Four-time gold medalist and eight-time world champion Michael Johnson is widely celebrated as one of history's finest sprinters. Wearing the gilded spike, designed by Tobie Hatfield, Johnson took gold in both the 200 meters (setting a world record of 19.32 seconds, which stood for 12 years) and 400 meters at the Atlanta Games. Beyond, through his Michael Johnson Performance Center in McKinney, Texas, Johnson is invested in relaying his expertise to the next generation of athletes. Here, he explains the strategy behind sprinting and reflects on wearing the gold spikes 20 years ago.

On Sprinting

“There is a strategy [to sprinting] you might not expect. Many people think that if you’re good, it’s just because you were born good.

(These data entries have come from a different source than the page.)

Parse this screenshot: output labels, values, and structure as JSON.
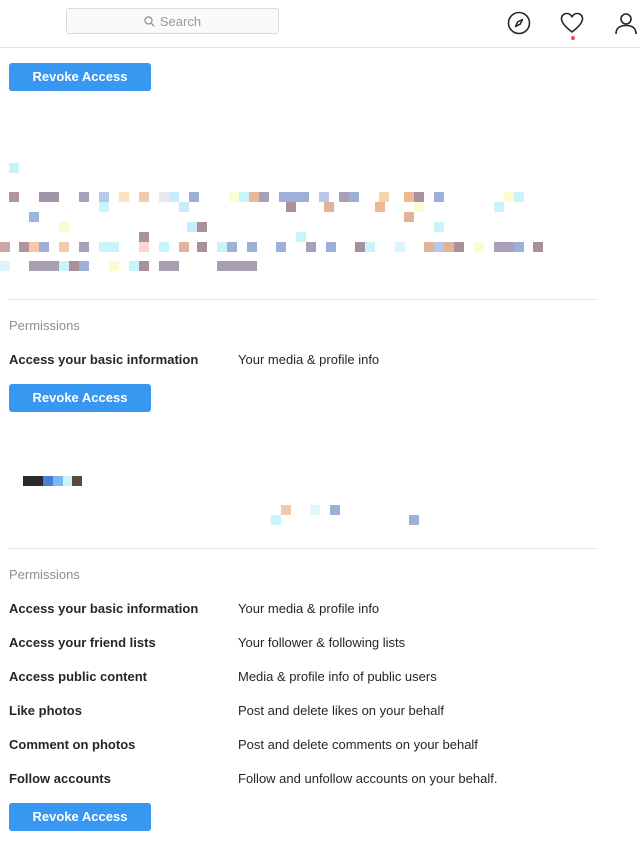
{
  "header": {
    "search_placeholder": "Search",
    "icons": [
      "search-icon",
      "compass-icon",
      "heart-icon",
      "user-icon"
    ],
    "notification_color": "#ed4956"
  },
  "theme": {
    "accent": "#3897f0",
    "muted_text": "#8e8e8e",
    "divider": "#e6e6e6"
  },
  "apps": [
    {
      "revoke_label": "Revoke Access",
      "permissions_title": "",
      "permissions": []
    },
    {
      "revoke_label": "Revoke Access",
      "permissions_title": "Permissions",
      "permissions": [
        {
          "name": "Access your basic information",
          "description": "Your media & profile info"
        }
      ]
    },
    {
      "revoke_label": "Revoke Access",
      "permissions_title": "Permissions",
      "permissions": [
        {
          "name": "Access your basic information",
          "description": "Your media & profile info"
        },
        {
          "name": "Access your friend lists",
          "description": "Your follower & following lists"
        },
        {
          "name": "Access public content",
          "description": "Media & profile info of public users"
        },
        {
          "name": "Like photos",
          "description": "Post and delete likes on your behalf"
        },
        {
          "name": "Comment on photos",
          "description": "Post and delete comments on your behalf"
        },
        {
          "name": "Follow accounts",
          "description": "Follow and unfollow accounts on your behalf."
        }
      ]
    }
  ]
}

But like any other sport, the more experience you gain the better you get. Experience allows you to execute the race much closer to perfection. There are things that sprinters are doing at 30 meters and at 20 meters and at 10 meters and 40 meters, and every point of the race, because that’s how you run the race. There’s not a point, ever, in any race — whether it’s 100 meters or 200 meters or 400 meters — when you’re not thinking and making adjustments and executing a strategy.

“People tend to look at sprinting as simple: The gun goes off and you just take off and run as fast as you can. But there’s technique, there’s strategy involved. The best basketball players are the greatest players because they can make adjustments. It’s the same thing that track athletes do — it’s just that you are able to see the complexity of other sports.”

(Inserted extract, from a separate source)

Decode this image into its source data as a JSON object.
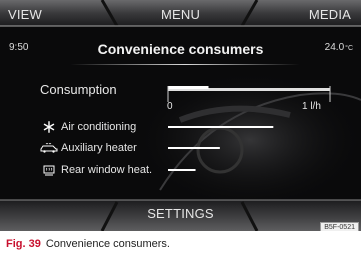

On His Gold Spike

“The idea behind [the 1996 gold spike] was to develop a shoe to my specifications: I wanted it extremely lightweight, I wanted it to be extremely stable, I wanted it to work with my foot and, specifically, with how my foot was interacting with the track in the 200 meters as well as the 400 meters, around the bend and down the straight. And I wanted it to look very cool. We worked for about a year and a half to make this shoe accomplish all of those objectives. Then I asked Tobie Hatfield: Can you make it in gold? And he said: “Yeah, absolutely.” I don’t think they really thought I was serious. Then it kind of dawned on them: He’s really going to wear gold shoes.”